Coordinator, Maine Prisoner Advocacy Coalition
Wendy Allen is a 45 year woman who battled Substance Use Disorder and is in long term recovery. She is formerly incarcerated, and is living proof that recovery is possible. She currently holds many hats in the community. She is a grant writer and coordinator with Maine Prisoner Advocacy Coalition, the Young Adult Diversion Program lead for Restorative Justice Institute of Maine, a Recovery and Re-entry Coach, as well as a Peer Support Specialist for Penobscot Family Recovery Court with Maine Prisoner Re-entry Network. She recovers loud for those suffering in silence. She is a wife, mother and grandmother that enjoys music, crafting and spending time with her family.
Wendy is also a Facilitator for Maine Humanities Discussion Projects and winner of the 2022 Maine Humanities Facilitator Prize.
Founder and Director, Franco-American Women’s Institute
Rhea Côté Robbins was brought up bilingually in a Franco-American neighborhood in Waterville known as the South End. Côté Robbins is the author of creative nonfiction, memoirs titled, ‘down the Plains,’ and Wednesday’s Child, winner of the Maine Writers and Publishers Alliance Chapbook Award.
She is editor of Canuck and Other Stories, an anthology of translations of early 20th century Franco-American women writers who wrote about their immigration experience. Her poems and essays have appeared in many publications. She is the founder and director of the Franco-American Women’s Institute, FAWI.
President, Khmer Maine
Marpheen Chann is an author, thinker, advocate, and speaker on social justice, equity, and inclusion.
As a gay, first-generation Asian American born in California to a Cambodian refugee family and later adopted by an evangelical, white working-class family in Maine, Marpheen uses a mix of humor and storytelling to help people view topics such as diveristy, equity, inclusion, belonging, and justice through an intersectional and empathetic lens.
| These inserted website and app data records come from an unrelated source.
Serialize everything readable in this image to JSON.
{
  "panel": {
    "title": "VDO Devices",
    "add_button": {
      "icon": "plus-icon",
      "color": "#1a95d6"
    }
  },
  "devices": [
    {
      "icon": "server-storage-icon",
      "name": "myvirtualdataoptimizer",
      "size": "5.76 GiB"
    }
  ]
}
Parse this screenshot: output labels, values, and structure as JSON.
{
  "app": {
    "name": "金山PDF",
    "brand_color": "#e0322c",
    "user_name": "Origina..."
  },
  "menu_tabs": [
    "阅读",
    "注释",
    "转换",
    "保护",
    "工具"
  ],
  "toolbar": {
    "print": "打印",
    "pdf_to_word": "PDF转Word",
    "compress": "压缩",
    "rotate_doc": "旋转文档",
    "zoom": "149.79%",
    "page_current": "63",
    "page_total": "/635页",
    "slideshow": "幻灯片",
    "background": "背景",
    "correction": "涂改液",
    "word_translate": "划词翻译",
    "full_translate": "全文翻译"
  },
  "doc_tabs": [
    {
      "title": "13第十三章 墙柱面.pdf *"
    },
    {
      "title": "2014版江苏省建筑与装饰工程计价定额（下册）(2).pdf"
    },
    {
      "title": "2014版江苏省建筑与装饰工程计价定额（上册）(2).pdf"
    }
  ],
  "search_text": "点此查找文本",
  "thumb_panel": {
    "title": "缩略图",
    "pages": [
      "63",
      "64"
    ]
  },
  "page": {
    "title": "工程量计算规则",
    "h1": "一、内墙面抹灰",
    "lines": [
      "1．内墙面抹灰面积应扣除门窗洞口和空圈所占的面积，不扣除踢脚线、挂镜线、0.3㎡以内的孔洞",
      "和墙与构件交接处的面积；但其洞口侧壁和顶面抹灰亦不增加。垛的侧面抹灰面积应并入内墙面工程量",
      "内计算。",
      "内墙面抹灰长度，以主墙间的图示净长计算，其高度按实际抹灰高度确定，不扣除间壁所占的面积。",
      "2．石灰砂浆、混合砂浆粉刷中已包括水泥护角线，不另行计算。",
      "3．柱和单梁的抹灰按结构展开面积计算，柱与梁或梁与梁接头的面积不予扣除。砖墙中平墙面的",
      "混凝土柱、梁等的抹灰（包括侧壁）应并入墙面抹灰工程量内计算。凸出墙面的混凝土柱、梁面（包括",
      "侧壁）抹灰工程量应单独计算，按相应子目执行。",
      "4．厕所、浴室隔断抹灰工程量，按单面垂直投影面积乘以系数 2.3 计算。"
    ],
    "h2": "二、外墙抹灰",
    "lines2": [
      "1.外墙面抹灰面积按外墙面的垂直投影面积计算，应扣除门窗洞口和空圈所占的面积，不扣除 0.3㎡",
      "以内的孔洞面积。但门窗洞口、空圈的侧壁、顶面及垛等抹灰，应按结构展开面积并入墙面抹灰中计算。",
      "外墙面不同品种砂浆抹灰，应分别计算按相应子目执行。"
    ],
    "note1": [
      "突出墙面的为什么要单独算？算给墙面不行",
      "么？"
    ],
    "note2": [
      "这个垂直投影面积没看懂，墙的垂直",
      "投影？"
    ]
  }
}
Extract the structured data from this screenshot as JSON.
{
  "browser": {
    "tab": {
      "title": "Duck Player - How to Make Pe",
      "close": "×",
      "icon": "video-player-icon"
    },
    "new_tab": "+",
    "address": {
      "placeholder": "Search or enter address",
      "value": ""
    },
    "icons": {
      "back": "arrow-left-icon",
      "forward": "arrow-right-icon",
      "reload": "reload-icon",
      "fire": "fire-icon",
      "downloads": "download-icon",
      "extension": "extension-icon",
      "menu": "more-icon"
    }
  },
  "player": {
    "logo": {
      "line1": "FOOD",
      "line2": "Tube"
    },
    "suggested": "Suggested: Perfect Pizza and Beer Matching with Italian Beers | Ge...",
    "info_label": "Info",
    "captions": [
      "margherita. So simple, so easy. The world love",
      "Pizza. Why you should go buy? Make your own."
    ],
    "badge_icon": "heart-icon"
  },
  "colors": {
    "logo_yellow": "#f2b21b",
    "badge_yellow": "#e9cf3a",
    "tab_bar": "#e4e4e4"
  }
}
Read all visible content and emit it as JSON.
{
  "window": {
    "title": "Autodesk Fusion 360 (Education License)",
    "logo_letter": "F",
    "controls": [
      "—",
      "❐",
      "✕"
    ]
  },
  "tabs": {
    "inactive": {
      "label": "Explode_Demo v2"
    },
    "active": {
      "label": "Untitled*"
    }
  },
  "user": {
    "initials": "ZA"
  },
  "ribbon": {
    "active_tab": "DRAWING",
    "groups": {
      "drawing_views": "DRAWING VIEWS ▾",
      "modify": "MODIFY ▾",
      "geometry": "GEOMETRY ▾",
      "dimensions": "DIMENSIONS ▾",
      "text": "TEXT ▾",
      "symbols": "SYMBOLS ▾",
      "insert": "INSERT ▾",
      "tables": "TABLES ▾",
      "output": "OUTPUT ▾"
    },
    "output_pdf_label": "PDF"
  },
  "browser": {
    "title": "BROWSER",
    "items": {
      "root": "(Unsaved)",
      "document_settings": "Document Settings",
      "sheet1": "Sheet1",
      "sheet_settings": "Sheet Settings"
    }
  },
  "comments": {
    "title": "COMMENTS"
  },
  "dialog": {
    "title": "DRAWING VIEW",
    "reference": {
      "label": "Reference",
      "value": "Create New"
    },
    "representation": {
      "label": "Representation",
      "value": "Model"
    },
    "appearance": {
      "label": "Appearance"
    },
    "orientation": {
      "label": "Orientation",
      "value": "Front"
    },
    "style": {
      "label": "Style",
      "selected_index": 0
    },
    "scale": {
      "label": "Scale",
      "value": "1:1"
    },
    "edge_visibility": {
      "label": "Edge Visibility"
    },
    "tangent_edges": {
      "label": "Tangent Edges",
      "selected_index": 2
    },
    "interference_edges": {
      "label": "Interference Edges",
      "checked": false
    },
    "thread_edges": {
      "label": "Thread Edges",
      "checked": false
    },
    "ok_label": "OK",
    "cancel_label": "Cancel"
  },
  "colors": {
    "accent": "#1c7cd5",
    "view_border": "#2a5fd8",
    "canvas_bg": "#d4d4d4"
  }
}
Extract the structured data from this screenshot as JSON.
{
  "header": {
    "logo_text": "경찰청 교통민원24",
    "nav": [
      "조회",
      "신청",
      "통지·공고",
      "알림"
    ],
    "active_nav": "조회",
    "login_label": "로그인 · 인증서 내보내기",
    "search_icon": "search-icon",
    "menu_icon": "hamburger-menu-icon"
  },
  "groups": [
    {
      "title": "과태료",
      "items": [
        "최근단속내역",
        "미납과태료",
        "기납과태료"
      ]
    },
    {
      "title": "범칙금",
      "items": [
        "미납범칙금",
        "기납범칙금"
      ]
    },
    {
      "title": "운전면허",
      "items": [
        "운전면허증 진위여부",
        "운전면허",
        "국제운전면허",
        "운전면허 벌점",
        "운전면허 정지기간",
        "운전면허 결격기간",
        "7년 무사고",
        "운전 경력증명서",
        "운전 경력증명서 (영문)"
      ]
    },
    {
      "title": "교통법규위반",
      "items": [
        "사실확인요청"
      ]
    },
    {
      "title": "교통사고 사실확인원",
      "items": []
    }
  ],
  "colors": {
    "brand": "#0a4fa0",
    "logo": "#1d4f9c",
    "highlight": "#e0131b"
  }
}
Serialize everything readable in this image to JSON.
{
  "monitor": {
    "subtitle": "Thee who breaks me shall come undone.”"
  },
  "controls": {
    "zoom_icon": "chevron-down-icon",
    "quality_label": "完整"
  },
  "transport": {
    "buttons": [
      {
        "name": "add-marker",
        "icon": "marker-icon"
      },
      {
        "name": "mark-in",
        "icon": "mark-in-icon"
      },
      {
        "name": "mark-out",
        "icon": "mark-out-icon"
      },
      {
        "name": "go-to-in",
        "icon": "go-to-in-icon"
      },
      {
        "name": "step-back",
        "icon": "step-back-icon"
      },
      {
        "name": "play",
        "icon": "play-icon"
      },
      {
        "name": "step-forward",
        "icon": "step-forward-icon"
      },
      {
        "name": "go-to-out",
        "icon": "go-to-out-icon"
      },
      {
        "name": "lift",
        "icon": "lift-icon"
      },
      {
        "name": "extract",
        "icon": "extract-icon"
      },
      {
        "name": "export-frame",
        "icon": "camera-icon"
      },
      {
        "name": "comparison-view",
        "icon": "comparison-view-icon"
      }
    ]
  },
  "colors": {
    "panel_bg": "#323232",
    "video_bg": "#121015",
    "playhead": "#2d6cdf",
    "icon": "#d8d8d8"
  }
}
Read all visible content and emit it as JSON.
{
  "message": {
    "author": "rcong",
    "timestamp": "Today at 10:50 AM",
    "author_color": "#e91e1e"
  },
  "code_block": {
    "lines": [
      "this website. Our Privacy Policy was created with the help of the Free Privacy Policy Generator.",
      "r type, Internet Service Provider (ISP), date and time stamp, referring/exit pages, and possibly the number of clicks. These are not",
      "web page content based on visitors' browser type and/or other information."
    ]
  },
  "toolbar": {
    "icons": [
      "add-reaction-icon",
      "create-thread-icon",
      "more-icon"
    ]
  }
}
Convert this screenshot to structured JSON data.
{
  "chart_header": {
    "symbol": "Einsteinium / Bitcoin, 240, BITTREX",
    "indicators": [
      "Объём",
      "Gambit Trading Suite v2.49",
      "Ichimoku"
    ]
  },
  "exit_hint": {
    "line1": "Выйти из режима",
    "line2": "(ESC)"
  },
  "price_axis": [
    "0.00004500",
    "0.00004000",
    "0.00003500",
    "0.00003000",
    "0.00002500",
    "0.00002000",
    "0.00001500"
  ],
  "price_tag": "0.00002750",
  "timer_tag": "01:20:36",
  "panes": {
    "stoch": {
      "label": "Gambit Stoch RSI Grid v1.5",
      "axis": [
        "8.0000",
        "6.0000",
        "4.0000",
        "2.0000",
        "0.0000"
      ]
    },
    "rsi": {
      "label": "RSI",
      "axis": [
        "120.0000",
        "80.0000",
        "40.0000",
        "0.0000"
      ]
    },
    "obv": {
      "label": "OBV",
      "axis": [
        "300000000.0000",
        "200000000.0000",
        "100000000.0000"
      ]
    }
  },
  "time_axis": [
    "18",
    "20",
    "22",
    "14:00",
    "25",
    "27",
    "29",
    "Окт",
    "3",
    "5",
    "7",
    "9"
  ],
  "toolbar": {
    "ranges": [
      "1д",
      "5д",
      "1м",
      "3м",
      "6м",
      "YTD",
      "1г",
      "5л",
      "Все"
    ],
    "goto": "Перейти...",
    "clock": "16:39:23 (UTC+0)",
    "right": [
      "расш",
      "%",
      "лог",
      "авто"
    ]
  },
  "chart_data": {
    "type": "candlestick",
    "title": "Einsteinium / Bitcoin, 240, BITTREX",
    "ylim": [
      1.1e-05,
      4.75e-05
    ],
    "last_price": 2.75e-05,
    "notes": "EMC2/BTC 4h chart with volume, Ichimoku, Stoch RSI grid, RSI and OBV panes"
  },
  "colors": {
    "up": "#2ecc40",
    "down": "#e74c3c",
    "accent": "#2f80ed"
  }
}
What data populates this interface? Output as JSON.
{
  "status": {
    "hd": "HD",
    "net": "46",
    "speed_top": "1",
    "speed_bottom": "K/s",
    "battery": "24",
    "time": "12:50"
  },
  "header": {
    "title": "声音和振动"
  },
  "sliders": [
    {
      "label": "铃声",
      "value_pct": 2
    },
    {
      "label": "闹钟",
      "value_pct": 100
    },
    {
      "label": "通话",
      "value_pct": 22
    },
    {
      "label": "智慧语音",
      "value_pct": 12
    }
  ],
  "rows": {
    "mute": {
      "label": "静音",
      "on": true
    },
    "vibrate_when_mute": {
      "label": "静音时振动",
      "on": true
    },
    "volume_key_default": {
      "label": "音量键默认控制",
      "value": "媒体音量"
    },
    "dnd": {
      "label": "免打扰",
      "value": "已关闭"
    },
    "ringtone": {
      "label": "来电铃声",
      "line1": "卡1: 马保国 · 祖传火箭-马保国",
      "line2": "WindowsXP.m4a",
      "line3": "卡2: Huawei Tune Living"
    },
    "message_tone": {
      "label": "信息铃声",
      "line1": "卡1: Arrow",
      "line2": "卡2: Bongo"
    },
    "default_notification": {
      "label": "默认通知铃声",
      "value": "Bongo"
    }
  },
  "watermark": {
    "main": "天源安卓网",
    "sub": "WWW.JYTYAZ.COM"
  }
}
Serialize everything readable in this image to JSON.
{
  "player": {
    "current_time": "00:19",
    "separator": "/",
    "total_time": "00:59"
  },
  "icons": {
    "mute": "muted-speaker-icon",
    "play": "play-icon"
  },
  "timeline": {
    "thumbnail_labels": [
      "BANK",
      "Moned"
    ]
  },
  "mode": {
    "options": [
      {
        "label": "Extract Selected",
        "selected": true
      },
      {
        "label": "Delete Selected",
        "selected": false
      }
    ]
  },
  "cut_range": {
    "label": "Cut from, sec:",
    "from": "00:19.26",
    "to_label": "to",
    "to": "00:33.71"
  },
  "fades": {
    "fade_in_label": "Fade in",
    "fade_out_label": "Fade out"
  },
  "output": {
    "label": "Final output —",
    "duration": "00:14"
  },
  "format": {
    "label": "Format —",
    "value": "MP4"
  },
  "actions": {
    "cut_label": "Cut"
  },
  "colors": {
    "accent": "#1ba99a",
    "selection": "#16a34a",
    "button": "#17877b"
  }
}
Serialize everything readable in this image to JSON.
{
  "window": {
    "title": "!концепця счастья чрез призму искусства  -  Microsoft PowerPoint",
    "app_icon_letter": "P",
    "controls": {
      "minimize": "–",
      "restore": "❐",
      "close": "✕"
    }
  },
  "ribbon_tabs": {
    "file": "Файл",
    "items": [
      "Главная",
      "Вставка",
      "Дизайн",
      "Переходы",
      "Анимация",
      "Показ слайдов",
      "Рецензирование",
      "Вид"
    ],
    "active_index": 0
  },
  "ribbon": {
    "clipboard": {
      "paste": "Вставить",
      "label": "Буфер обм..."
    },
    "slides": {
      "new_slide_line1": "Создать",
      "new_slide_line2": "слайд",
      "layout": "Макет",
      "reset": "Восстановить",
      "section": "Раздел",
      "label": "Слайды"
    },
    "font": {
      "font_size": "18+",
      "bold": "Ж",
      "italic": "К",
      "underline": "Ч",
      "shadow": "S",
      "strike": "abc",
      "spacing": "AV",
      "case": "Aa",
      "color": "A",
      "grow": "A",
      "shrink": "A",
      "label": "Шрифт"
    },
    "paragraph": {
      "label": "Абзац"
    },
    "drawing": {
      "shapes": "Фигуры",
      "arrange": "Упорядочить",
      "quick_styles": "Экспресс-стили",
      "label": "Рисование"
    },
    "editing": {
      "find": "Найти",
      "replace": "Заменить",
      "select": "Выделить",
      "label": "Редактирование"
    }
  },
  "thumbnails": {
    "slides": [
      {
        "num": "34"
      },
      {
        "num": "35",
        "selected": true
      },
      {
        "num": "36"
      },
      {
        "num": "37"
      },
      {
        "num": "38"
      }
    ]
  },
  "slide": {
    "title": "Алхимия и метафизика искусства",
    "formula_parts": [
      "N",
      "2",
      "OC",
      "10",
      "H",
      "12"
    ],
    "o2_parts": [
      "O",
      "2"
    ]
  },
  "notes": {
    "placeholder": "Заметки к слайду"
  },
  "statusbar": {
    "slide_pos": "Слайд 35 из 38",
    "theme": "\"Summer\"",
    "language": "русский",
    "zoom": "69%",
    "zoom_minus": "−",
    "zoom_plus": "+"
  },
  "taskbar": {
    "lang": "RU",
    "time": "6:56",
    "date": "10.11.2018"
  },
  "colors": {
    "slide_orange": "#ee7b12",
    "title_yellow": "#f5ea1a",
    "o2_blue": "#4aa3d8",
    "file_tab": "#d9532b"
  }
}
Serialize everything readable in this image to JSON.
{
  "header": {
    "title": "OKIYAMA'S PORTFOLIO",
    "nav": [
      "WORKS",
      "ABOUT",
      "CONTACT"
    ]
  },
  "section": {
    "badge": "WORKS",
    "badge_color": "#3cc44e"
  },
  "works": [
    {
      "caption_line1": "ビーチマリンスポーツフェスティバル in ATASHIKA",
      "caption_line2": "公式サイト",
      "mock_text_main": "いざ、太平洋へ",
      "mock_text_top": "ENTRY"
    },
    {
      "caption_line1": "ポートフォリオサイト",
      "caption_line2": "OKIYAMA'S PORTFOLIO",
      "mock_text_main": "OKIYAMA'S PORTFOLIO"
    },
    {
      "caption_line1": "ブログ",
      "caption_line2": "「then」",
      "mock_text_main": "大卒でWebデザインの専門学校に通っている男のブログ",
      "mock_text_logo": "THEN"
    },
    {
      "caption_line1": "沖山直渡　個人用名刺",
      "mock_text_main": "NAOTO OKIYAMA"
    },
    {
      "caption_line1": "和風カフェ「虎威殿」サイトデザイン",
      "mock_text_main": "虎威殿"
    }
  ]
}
Marpheen Chann lives in Portland, Maine. He works in the nonprofit and advocacy sector and holds a bachelor’s degree in Political Science from the University of Southern Maine and a law degree from the University of Maine School of Law.
Associate Professor of Africana Studies
Judith Casselberry is Associate Professor of Africana Studies at Bowdoin College. Her teaching and research focuses on Black American religious and cultural studies, social movements, and Black intellectual thought with particular attention to gender and liberation.
She is author of The Labor of Faith: Gender and Power in Black Apostolic Pentecostalism (Duke University Press, 2017) and co-editor of Spirit on the Move: Black Women and Pentecostalism in Africa and the Diaspora (Religious Cultures of African and African Diaspora People series with Duke University Press, 2019.
Poet, Writer, Archivist
Jefferson Navicky is the archivist for the Maine Women Writers Collection. He is the author of four books, most recently Head of Island Beautification for the Rural Outlands (2023) as well as Antique Densities: Modern Parables & Other Experiments on Short Prose (2021), which won the 2022 Maine Literary Award for Poetry.
Cultural Historian, Penobscot Nation
Carol Dana works to preserve, share, and teach Penobscot language and storytelling.
She was born in Bangor in 1952 and attended school on Indian Island until the fifth grade. She later attended college in Machias, got married in 1971, and had her first child in 1972 before moving to New York and working on Akwesasne Notes.
Dana returned to Maine to raise a family on Indian Island and started working on the Penobscot Dictionary in 1982. She currently works in the Cultural Historical Preservation Department for the Penobscot Nation. Available for speaking December - March